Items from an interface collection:
+--
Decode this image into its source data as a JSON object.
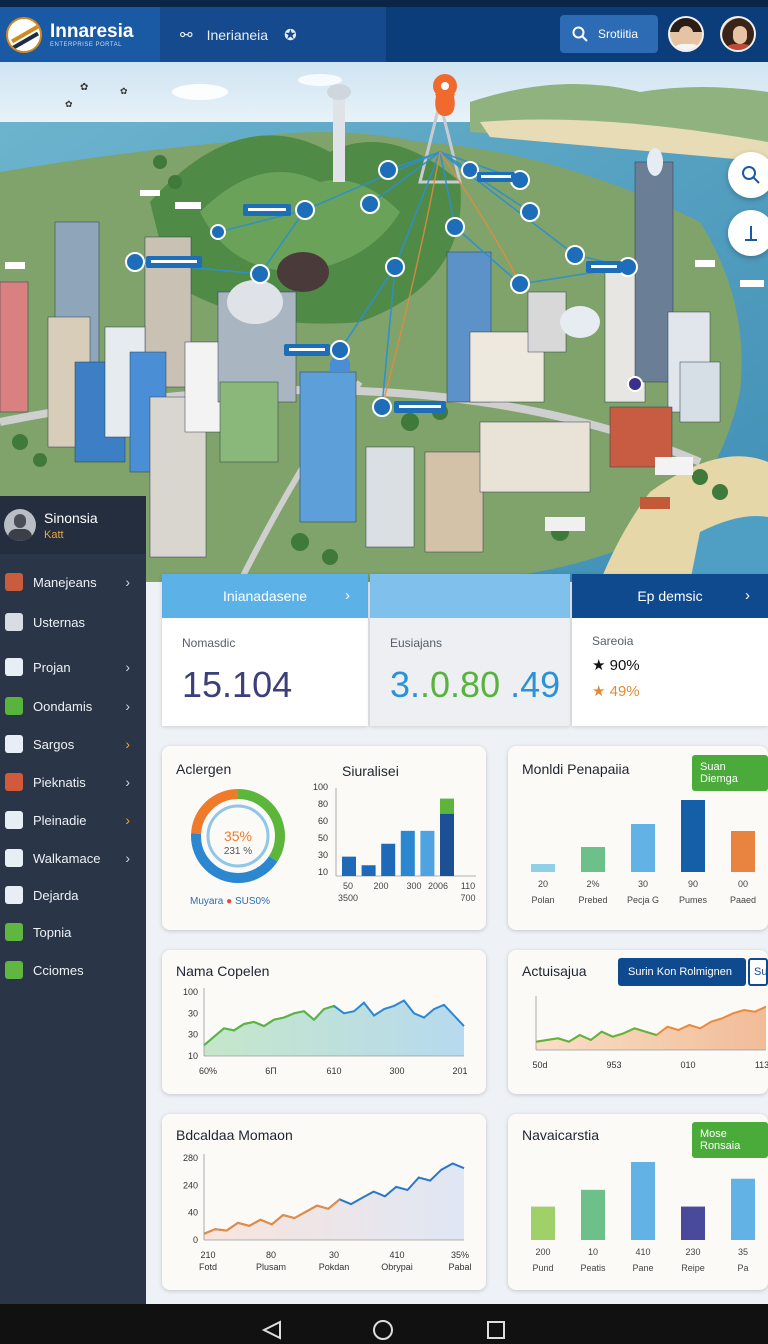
{
  "header": {
    "brand_title": "Innaresia",
    "brand_subtitle": "ENTERPRISE PORTAL",
    "nav_tab_label": "Inerianeia",
    "search_label": "Srotiitia"
  },
  "map": {
    "pin_color": "#ef6a2c"
  },
  "profile": {
    "name": "Sinonsia",
    "role": "Katt"
  },
  "sidebar": {
    "items": [
      {
        "label": "Manejeans",
        "icon": "folder-icon",
        "color": "#c95c3c",
        "chevron": true
      },
      {
        "label": "Usternas",
        "icon": "gear-icon",
        "color": "#d8dde4",
        "chevron": false
      },
      {
        "label": "Projan",
        "icon": "briefcase-icon",
        "color": "#e8eef6",
        "chevron": true
      },
      {
        "label": "Oondamis",
        "icon": "calendar-icon",
        "color": "#58b43c",
        "chevron": true
      },
      {
        "label": "Sargos",
        "icon": "table-icon",
        "color": "#e8eef6",
        "chevron": true,
        "chevron_color": "#e7a93a"
      },
      {
        "label": "Pieknatis",
        "icon": "tools-icon",
        "color": "#d05a3a",
        "chevron": true
      },
      {
        "label": "Pleinadie",
        "icon": "network-icon",
        "color": "#e8eef6",
        "chevron": true,
        "chevron_color": "#e7a93a"
      },
      {
        "label": "Walkamace",
        "icon": "puzzle-icon",
        "color": "#e8eef6",
        "chevron": true
      },
      {
        "label": "Dejarda",
        "icon": "gauge-icon",
        "color": "#e8eef6",
        "chevron": false
      },
      {
        "label": "Topnia",
        "icon": "monitor-icon",
        "color": "#5fb641",
        "chevron": false
      },
      {
        "label": "Cciomes",
        "icon": "key-icon",
        "color": "#5fb641",
        "chevron": false
      }
    ]
  },
  "kpis": [
    {
      "head": "Inianadasene",
      "label": "Nomasdic",
      "value": "15.104"
    },
    {
      "head": "",
      "label": "Eusiajans",
      "value_parts": [
        "3.",
        ".0.80",
        " .49"
      ]
    },
    {
      "head": "Ep demsic",
      "label": "Sareoia",
      "line1": "★ 90%",
      "line2": "★ 49%"
    }
  ],
  "cards": {
    "allergen": {
      "title": "Aclergen",
      "donut_top": "35%",
      "donut_bottom": "231 %",
      "legend_a": "Muyara",
      "legend_b": "SUS0%",
      "subchart_title": "Siuralisei"
    },
    "pers": {
      "title": "Monldi Penapaiia",
      "button": "Suan Diemga"
    },
    "nama": {
      "title": "Nama Copelen"
    },
    "activ": {
      "title": "Actuisajua",
      "button": "Surin Kon Rolmignen",
      "button2": "Su"
    },
    "bdc": {
      "title": "Bdcaldaa Momaon"
    },
    "nav": {
      "title": "Navaicarstia",
      "button": "Mose Ronsaia"
    }
  },
  "chart_data": [
    {
      "type": "bar",
      "title": "Siuralisei",
      "categories": [
        "50",
        "200",
        "300",
        "2006",
        "110"
      ],
      "categories_line2": [
        "3500",
        "",
        "",
        "",
        "700"
      ],
      "values": [
        18,
        10,
        30,
        42,
        42,
        58
      ],
      "overlay_top": 14,
      "yticks": [
        "100",
        "80",
        "60",
        "50",
        "30",
        "10"
      ],
      "ylim": [
        0,
        100
      ]
    },
    {
      "type": "bar",
      "title": "Monldi Penapaiia",
      "categories": [
        "Polan",
        "Prebed",
        "Pecja G",
        "Pumes",
        "Paaed"
      ],
      "data_labels": [
        "20",
        "2%",
        "30",
        "90",
        "00"
      ],
      "values": [
        8,
        25,
        48,
        72,
        41
      ],
      "colors": [
        "#8fd0e8",
        "#6dc08a",
        "#63b2e6",
        "#155fa8",
        "#e98340"
      ]
    },
    {
      "type": "area",
      "title": "Nama Copelen",
      "yticks": [
        "100",
        "30",
        "30",
        "10"
      ],
      "xticks": [
        "60%",
        "6Π",
        "610",
        "300",
        "201"
      ],
      "values": [
        10,
        18,
        26,
        24,
        30,
        32,
        28,
        34,
        36,
        40,
        42,
        34,
        44,
        47,
        40,
        42,
        50,
        38,
        44,
        47,
        52,
        40,
        36,
        44,
        48,
        38,
        28
      ]
    },
    {
      "type": "area",
      "title": "Actuisajua",
      "xticks": [
        "50d",
        "953",
        "010",
        "113"
      ],
      "values": [
        10,
        12,
        14,
        10,
        18,
        12,
        22,
        16,
        20,
        26,
        22,
        18,
        28,
        24,
        30,
        26,
        34,
        38,
        44,
        48,
        46,
        52
      ]
    },
    {
      "type": "area",
      "title": "Bdcaldaa Momaon",
      "yticks": [
        "280",
        "240",
        "40",
        "0"
      ],
      "xticks": [
        "210",
        "80",
        "30",
        "410",
        "35%"
      ],
      "xlabels": [
        "Fotd",
        "Plusam",
        "Pokdan",
        "Obrypai",
        "Pabal"
      ],
      "values": [
        8,
        14,
        12,
        22,
        18,
        26,
        20,
        32,
        28,
        36,
        44,
        40,
        52,
        46,
        54,
        62,
        56,
        68,
        64,
        80,
        76,
        90,
        98,
        92
      ]
    },
    {
      "type": "bar",
      "title": "Navaicarstia",
      "categories": [
        "Pund",
        "Peatis",
        "Pane",
        "Reipe",
        "Pa"
      ],
      "data_labels": [
        "200",
        "10",
        "410",
        "230",
        "35"
      ],
      "values": [
        30,
        45,
        70,
        30,
        55
      ],
      "colors": [
        "#9fd06a",
        "#6dc08a",
        "#63b2e6",
        "#4a4a9c",
        "#63b2e6"
      ]
    }
  ]
}
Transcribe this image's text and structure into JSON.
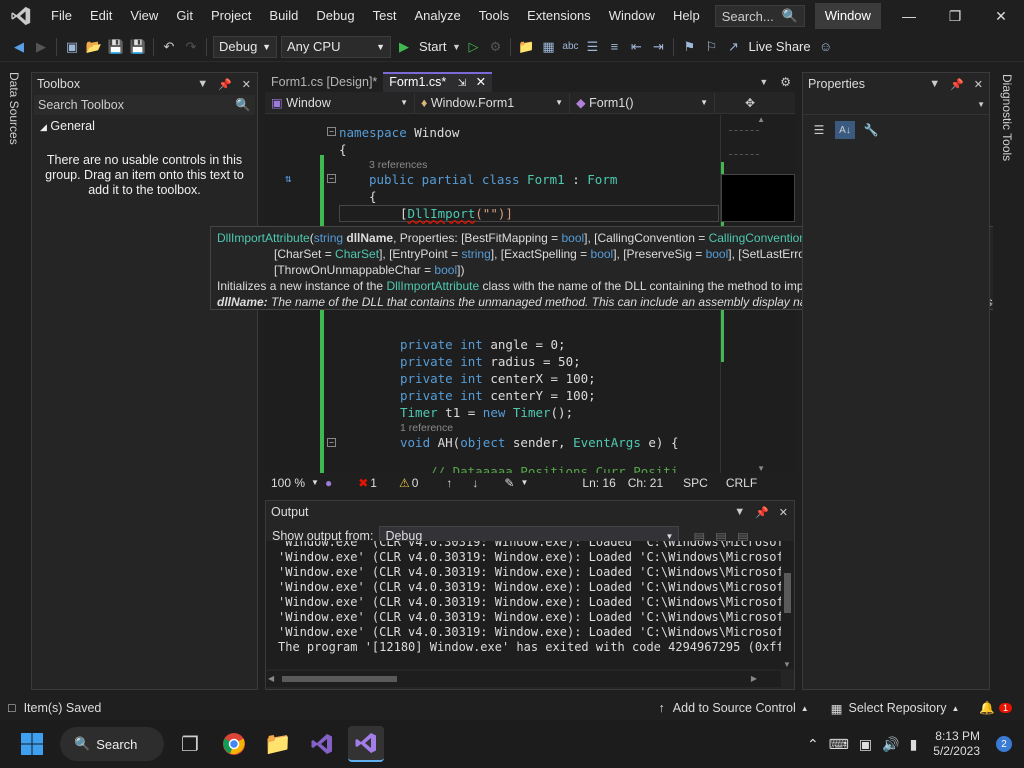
{
  "menu": {
    "items": [
      "File",
      "Edit",
      "View",
      "Git",
      "Project",
      "Build",
      "Debug",
      "Test",
      "Analyze",
      "Tools",
      "Extensions",
      "Window",
      "Help"
    ],
    "search_placeholder": "Search...",
    "window_title": "Window"
  },
  "toolbar": {
    "config": "Debug",
    "platform": "Any CPU",
    "start_label": "Start",
    "live_share": "Live Share"
  },
  "left_strip": {
    "label": "Data Sources"
  },
  "right_strip": {
    "label": "Diagnostic Tools"
  },
  "toolbox": {
    "title": "Toolbox",
    "search_placeholder": "Search Toolbox",
    "group": "General",
    "empty_message": "There are no usable controls in this group. Drag an item onto this text to add it to the toolbox."
  },
  "editor": {
    "tabs": [
      {
        "label": "Form1.cs [Design]*"
      },
      {
        "label": "Form1.cs*"
      }
    ],
    "nav": {
      "project": "Window",
      "class": "Window.Form1",
      "member": "Form1()"
    },
    "code": {
      "namespace_kw": "namespace",
      "namespace_name": "Window",
      "open_brace": "{",
      "refs_3": "3 references",
      "class_mods": "public partial class",
      "class_name": "Form1",
      "colon": " : ",
      "base": "Form",
      "attr_open": "[",
      "attr_name": "DllImport",
      "attr_args": "(\"\")]",
      "fields": [
        {
          "kw": "private int",
          "rest": " angle = 0;"
        },
        {
          "kw": "private int",
          "rest": " radius = 50;"
        },
        {
          "kw": "private int",
          "rest": " centerX = 100;"
        },
        {
          "kw": "private int",
          "rest": " centerY = 100;"
        }
      ],
      "timer_type": "Timer",
      "timer_rest": " t1 = ",
      "timer_new": "new",
      "timer_ctor": " Timer",
      "timer_end": "();",
      "refs_1": "1 reference",
      "method_kw": "void",
      "method_name": " AH(",
      "method_param_kw": "object",
      "method_param": " sender, ",
      "method_param_type": "EventArgs",
      "method_end": " e) {",
      "partial_line": "// Dataaaaa Positions Curr Positi"
    },
    "status": {
      "zoom": "100 %",
      "errors": "1",
      "warnings": "0",
      "line": "Ln: 16",
      "col": "Ch: 21",
      "spc": "SPC",
      "eol": "CRLF"
    }
  },
  "tooltip": {
    "sig_name": "DllImportAttribute",
    "sig_paren": "(",
    "sig_kw": "string",
    "sig_param": " dllName",
    "sig_rest": ", Properties: [BestFitMapping = ",
    "bool": "bool",
    "p1": "], [CallingConvention = ",
    "callconv": "CallingConvention",
    "p2": "],",
    "l2a": "[CharSet = ",
    "charset": "CharSet",
    "l2b": "], [EntryPoint = ",
    "string_t": "string",
    "l2c": "], [ExactSpelling = ",
    "l2d": "], [PreserveSig = ",
    "l2e": "], [SetLastError = ",
    "l2f": "],",
    "l3a": "[ThrowOnUnmappableChar = ",
    "l3b": "])",
    "desc_a": "Initializes a new instance of the ",
    "desc_type": "DllImportAttribute",
    "desc_b": " class with the name of the DLL containing the method to import.",
    "param_label": "dllName:",
    "param_desc": " The name of the DLL that contains the unmanaged method. This can include an assembly display name, if the DLL is included in an assembly."
  },
  "properties": {
    "title": "Properties"
  },
  "output": {
    "title": "Output",
    "show_from_label": "Show output from:",
    "source": "Debug",
    "lines": [
      "'Window.exe' (CLR v4.0.30319: Window.exe): Loaded 'C:\\Windows\\Microsoft",
      "'Window.exe' (CLR v4.0.30319: Window.exe): Loaded 'C:\\Windows\\Microsoft",
      "'Window.exe' (CLR v4.0.30319: Window.exe): Loaded 'C:\\Windows\\Microsoft",
      "'Window.exe' (CLR v4.0.30319: Window.exe): Loaded 'C:\\Windows\\Microsoft",
      "'Window.exe' (CLR v4.0.30319: Window.exe): Loaded 'C:\\Windows\\Microsoft",
      "'Window.exe' (CLR v4.0.30319: Window.exe): Loaded 'C:\\Windows\\Microsoft",
      "'Window.exe' (CLR v4.0.30319: Window.exe): Loaded 'C:\\Windows\\Microsoft",
      "The program '[12180] Window.exe' has exited with code 4294967295 (0xfff"
    ]
  },
  "statusbar": {
    "left": "Item(s) Saved",
    "source_control": "Add to Source Control",
    "repo": "Select Repository",
    "notif_count": "1"
  },
  "taskbar": {
    "search": "Search",
    "time": "8:13 PM",
    "date": "5/2/2023",
    "badge": "2"
  },
  "colors": {
    "accent": "#7b6ad8",
    "keyword": "#569cd6",
    "type": "#4ec9b0",
    "string": "#d69d85",
    "error": "#e51400"
  }
}
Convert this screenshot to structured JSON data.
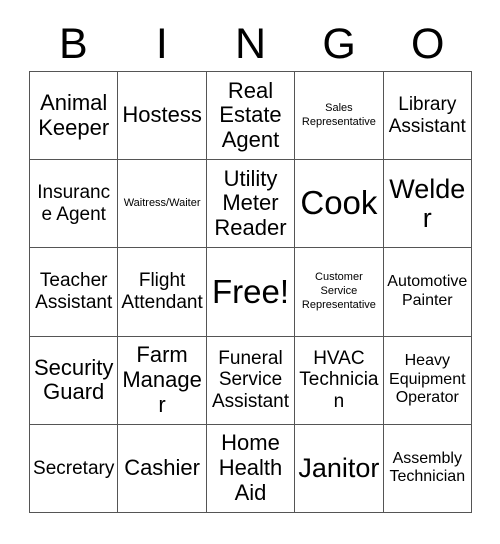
{
  "header": {
    "letters": [
      "B",
      "I",
      "N",
      "G",
      "O"
    ]
  },
  "grid": {
    "columns": 5,
    "rows": 5,
    "free_space": {
      "row": 2,
      "col": 2,
      "label": "Free!"
    },
    "cells": [
      {
        "text": "Animal Keeper",
        "size": "lg"
      },
      {
        "text": "Hostess",
        "size": "lg"
      },
      {
        "text": "Real Estate Agent",
        "size": "lg"
      },
      {
        "text": "Sales Representative",
        "size": "xs"
      },
      {
        "text": "Library Assistant",
        "size": "md"
      },
      {
        "text": "Insurance Agent",
        "size": "md"
      },
      {
        "text": "Waitress/Waiter",
        "size": "xs"
      },
      {
        "text": "Utility Meter Reader",
        "size": "lg"
      },
      {
        "text": "Cook",
        "size": "xxl"
      },
      {
        "text": "Welder",
        "size": "xl"
      },
      {
        "text": "Teacher Assistant",
        "size": "md"
      },
      {
        "text": "Flight Attendant",
        "size": "md"
      },
      {
        "text": "Free!",
        "size": "xxl"
      },
      {
        "text": "Customer Service Representative",
        "size": "xs"
      },
      {
        "text": "Automotive Painter",
        "size": "sm"
      },
      {
        "text": "Security Guard",
        "size": "lg"
      },
      {
        "text": "Farm Manager",
        "size": "lg"
      },
      {
        "text": "Funeral Service Assistant",
        "size": "md"
      },
      {
        "text": "HVAC Technician",
        "size": "md"
      },
      {
        "text": "Heavy Equipment Operator",
        "size": "sm"
      },
      {
        "text": "Secretary",
        "size": "md"
      },
      {
        "text": "Cashier",
        "size": "lg"
      },
      {
        "text": "Home Health Aid",
        "size": "lg"
      },
      {
        "text": "Janitor",
        "size": "xl"
      },
      {
        "text": "Assembly Technician",
        "size": "sm"
      }
    ]
  },
  "colors": {
    "background": "#ffffff",
    "text": "#000000",
    "grid_line": "#555555"
  }
}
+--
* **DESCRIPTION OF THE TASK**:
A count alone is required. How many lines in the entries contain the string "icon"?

* **RESPONSE**:
11